(Records for processing Opens)
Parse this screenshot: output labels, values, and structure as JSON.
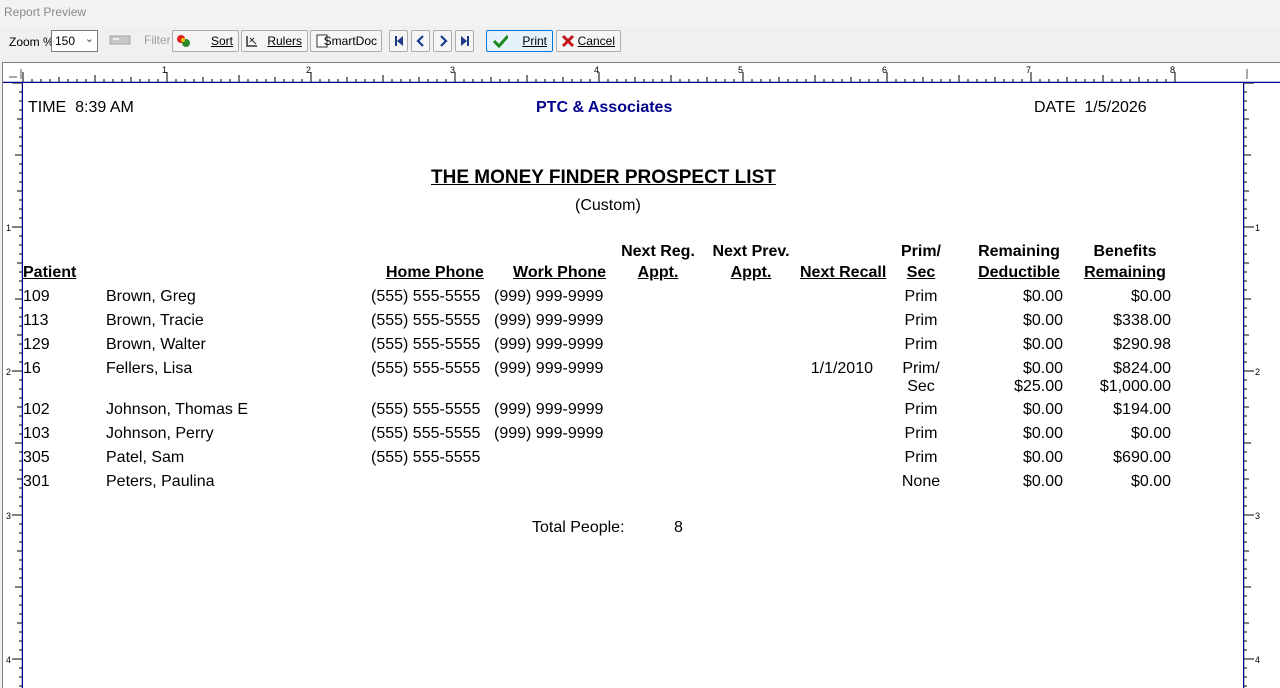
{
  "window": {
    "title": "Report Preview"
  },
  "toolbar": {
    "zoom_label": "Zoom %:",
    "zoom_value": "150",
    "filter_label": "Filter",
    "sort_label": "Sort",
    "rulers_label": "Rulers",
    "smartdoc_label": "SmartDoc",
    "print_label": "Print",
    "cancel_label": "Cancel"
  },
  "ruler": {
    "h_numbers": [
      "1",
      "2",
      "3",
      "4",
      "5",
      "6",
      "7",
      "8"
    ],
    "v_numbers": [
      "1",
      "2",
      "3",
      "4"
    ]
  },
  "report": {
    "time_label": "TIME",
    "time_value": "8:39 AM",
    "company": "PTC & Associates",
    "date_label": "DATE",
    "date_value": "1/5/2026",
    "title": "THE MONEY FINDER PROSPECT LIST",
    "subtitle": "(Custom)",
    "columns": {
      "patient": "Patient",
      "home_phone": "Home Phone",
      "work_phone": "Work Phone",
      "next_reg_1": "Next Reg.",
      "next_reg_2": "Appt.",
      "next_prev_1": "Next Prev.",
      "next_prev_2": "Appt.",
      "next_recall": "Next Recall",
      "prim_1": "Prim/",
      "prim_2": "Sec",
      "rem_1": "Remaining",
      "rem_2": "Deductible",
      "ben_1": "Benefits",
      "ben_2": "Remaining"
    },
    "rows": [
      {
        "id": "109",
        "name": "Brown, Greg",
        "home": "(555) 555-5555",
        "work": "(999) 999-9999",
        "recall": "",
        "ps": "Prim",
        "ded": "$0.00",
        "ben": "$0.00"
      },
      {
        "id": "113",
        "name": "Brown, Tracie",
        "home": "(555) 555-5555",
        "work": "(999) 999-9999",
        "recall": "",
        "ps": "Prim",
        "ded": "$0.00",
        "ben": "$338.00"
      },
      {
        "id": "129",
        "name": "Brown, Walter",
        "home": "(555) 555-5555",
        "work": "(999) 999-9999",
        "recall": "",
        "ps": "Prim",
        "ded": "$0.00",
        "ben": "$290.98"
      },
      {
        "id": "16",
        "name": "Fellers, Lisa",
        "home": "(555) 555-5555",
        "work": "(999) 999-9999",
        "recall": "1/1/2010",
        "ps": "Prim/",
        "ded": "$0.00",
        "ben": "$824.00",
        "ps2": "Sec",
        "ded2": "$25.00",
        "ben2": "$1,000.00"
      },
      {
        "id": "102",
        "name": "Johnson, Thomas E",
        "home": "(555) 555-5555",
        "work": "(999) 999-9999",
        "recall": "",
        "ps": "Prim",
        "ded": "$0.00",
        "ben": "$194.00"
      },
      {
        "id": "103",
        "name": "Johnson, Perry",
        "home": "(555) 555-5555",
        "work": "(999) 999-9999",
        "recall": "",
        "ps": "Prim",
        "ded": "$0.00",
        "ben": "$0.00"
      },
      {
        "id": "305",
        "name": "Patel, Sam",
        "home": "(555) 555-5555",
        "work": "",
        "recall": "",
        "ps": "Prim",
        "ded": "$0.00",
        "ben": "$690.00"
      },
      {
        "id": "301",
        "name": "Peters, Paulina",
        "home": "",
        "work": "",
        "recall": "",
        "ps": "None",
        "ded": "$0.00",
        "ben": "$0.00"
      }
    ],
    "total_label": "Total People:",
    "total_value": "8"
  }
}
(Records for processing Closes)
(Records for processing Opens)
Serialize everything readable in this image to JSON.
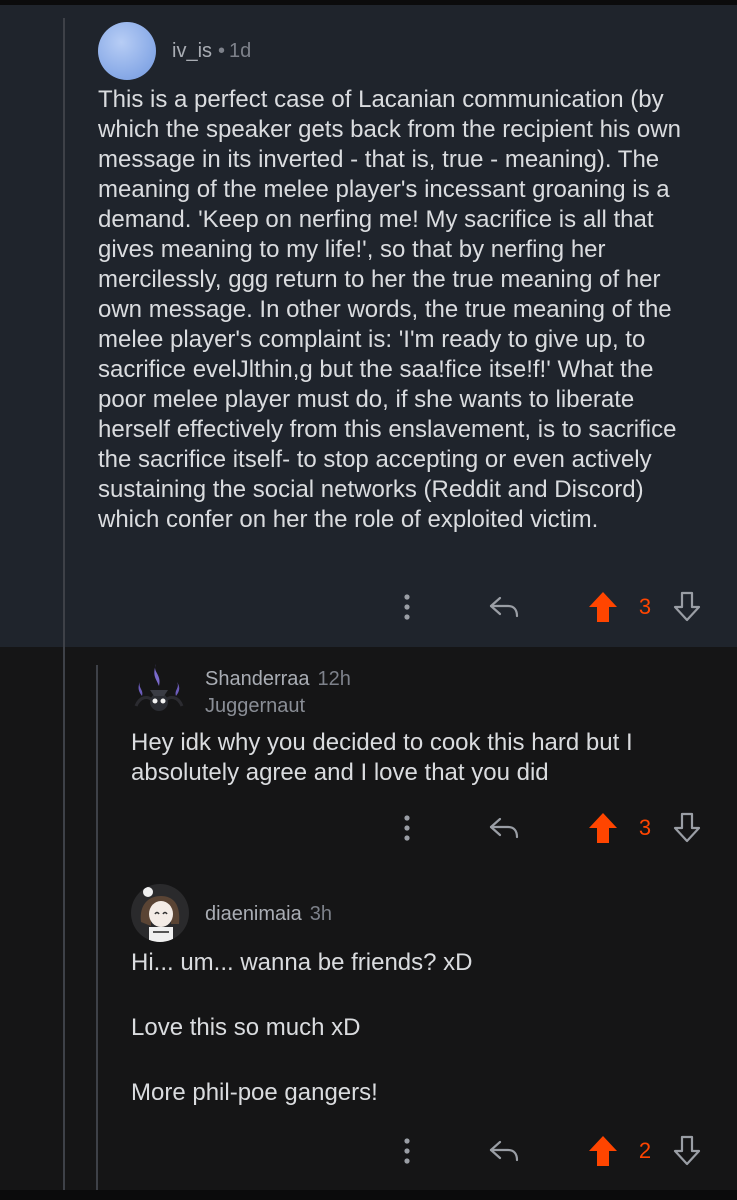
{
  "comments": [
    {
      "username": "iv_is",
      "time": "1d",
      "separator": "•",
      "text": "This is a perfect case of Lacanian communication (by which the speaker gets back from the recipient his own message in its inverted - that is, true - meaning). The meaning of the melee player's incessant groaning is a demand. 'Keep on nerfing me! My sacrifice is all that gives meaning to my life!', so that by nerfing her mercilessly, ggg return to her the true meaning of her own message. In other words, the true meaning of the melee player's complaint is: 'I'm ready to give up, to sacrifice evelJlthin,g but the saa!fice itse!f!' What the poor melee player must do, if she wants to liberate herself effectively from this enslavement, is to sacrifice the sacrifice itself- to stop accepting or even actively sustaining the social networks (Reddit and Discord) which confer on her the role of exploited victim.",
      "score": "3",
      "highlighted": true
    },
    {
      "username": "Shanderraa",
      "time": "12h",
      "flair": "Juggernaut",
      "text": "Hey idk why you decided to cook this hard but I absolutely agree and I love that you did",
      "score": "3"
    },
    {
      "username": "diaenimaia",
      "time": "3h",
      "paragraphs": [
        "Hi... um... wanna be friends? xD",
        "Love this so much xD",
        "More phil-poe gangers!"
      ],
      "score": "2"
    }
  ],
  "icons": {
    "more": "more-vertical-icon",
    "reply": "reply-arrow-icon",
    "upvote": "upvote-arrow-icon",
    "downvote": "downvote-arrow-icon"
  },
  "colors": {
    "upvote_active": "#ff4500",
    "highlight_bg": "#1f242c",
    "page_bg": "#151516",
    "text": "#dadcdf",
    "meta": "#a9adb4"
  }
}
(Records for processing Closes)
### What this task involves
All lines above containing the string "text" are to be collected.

### Reply
      "text": "This is a perfect case of Lacanian communication (by which the speaker gets back from the recipient his own message in its inverted - that is, true - meaning). The meaning of the melee player's incessant groaning is a demand. 'Keep on nerfing me! My sacrifice is all that gives meaning to my life!', so that by nerfing her mercilessly, ggg return to her the true meaning of her own message. In other words, the true meaning of the melee player's complaint is: 'I'm ready to give up, to sacrifice evelJlthin,g but the saa!fice itse!f!' What the poor melee player must do, if she wants to liberate herself effectively from this enslavement, is to sacrifice the sacrifice itself- to stop accepting or even actively sustaining the social networks (Reddit and Discord) which confer on her the role of exploited victim.",
      "text": "Hey idk why you decided to cook this hard but I absolutely agree and I love that you did",
    "text": "#dadcdf",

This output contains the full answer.